Despite the fact that40% of the population are liable to pay prescription fees, approximately 90.6% of prescription items were dispensed free of charge in 2014.
In 2018/19 the income from patient fees, dental charges and prescription charges totalled 1.4 billion- 1.1% of the total department of health and social care budget. [Source – Kings Fund]
In 2019, the total sum of paid prescriptions was an estimated £575. [Source – Kings Fund]
In a survey carried out by the Prescription Charges Coalition, over one third of the total sample reported that the cost of their medication had prevented them from taking it as prescribed. Three quarters of those who said that they were not taking their medication as prescribed because of the cost reported that this had affected their ability to work; 70% had taken time off work.
“We are incredibly disappointed in the rise for individual items and the increases to the prepayment certificate price – it’s a double whammy for the 10 per cent of people in England with long-term conditions who have to pay for their medication. The prepayment certificate has long been lauded as an affordable alternative to paying for individual prescriptions, but for many, the upfront cost is still too much” – Laura Cockram, head of policy and campaigns at Parkinson’s UK and chair of the Prescription Charges Coalition (2020)

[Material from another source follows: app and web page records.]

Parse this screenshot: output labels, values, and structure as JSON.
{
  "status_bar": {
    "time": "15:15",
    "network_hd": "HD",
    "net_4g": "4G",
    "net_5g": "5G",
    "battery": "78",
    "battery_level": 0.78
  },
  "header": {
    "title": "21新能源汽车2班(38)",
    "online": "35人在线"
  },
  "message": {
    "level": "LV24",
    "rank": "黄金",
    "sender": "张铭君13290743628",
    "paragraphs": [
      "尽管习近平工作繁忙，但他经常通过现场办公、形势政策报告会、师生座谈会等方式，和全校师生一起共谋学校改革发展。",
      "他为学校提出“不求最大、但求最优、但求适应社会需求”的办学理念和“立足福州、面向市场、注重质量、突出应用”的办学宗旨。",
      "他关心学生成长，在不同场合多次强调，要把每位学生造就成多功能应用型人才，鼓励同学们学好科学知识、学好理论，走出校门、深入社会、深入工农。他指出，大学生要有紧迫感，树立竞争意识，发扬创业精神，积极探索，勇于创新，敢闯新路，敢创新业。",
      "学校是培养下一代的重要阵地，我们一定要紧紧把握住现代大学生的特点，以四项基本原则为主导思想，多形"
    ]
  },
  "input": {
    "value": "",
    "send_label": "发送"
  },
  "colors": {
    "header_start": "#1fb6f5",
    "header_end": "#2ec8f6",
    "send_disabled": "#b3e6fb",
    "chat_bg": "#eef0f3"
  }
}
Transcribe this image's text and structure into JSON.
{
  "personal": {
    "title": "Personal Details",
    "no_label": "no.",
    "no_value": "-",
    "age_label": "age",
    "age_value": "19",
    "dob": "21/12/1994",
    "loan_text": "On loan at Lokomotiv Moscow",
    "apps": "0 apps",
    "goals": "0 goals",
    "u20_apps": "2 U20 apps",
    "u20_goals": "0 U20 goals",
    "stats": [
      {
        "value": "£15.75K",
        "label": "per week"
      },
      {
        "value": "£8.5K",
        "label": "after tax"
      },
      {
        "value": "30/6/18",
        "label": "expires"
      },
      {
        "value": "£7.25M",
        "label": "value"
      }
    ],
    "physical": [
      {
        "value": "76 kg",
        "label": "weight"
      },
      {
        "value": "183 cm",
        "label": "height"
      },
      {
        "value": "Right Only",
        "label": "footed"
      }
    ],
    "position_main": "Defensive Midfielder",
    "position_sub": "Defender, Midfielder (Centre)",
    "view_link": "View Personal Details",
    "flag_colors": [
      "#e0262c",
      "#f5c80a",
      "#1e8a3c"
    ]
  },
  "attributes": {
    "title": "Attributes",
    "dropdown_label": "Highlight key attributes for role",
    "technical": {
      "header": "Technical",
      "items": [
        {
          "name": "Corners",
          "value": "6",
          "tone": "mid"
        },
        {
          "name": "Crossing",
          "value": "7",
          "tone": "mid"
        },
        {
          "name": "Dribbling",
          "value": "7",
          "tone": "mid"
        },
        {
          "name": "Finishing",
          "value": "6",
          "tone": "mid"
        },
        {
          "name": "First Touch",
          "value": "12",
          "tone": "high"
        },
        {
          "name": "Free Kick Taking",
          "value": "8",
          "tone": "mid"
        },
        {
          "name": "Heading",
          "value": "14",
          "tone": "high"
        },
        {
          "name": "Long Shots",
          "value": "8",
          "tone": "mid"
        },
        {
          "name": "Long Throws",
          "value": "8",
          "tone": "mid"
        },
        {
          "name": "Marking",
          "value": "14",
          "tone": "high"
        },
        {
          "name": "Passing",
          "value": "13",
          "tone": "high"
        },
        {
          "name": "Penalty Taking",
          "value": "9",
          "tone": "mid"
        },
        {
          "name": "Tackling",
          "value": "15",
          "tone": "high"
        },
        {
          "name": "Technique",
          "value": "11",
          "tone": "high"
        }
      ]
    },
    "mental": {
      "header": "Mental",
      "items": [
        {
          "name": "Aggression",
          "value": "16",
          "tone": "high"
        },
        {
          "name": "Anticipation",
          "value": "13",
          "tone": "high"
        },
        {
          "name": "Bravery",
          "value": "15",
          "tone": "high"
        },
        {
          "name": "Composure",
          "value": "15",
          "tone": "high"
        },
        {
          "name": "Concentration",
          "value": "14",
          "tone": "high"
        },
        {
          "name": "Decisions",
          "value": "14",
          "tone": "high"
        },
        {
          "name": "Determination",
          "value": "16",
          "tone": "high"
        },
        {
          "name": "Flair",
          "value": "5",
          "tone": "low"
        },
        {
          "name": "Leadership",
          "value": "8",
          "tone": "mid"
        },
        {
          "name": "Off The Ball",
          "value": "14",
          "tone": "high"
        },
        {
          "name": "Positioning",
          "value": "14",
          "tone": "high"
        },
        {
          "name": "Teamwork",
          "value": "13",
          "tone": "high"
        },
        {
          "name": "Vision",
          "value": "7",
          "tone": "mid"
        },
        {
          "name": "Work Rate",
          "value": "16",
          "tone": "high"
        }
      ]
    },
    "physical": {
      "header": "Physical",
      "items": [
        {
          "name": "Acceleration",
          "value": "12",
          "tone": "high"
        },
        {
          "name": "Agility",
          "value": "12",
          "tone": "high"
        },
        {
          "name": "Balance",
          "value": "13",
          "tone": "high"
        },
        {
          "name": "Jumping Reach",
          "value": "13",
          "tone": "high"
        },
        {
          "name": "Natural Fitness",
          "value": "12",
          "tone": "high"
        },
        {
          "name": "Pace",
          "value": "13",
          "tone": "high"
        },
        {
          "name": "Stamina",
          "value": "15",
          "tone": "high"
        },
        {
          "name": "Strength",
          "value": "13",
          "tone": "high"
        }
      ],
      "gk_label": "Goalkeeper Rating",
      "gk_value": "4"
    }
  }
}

“This is compounding the difficulties that people with long-term conditions face in securing and retaining suitable employment. Consequently, there is a significant impact on the individual’s quality of life and ability to manage their condition, which in turn affects health outcomes, societal costs and productivity. For those with multiple long-term conditions, the situation is more complicated still.” -The Prescription Charges Coalition
“We want the Government to take this opportunity to do more to help people with long-term conditions who are struggling to afford their medicines in difficult economic times.” Asthma UK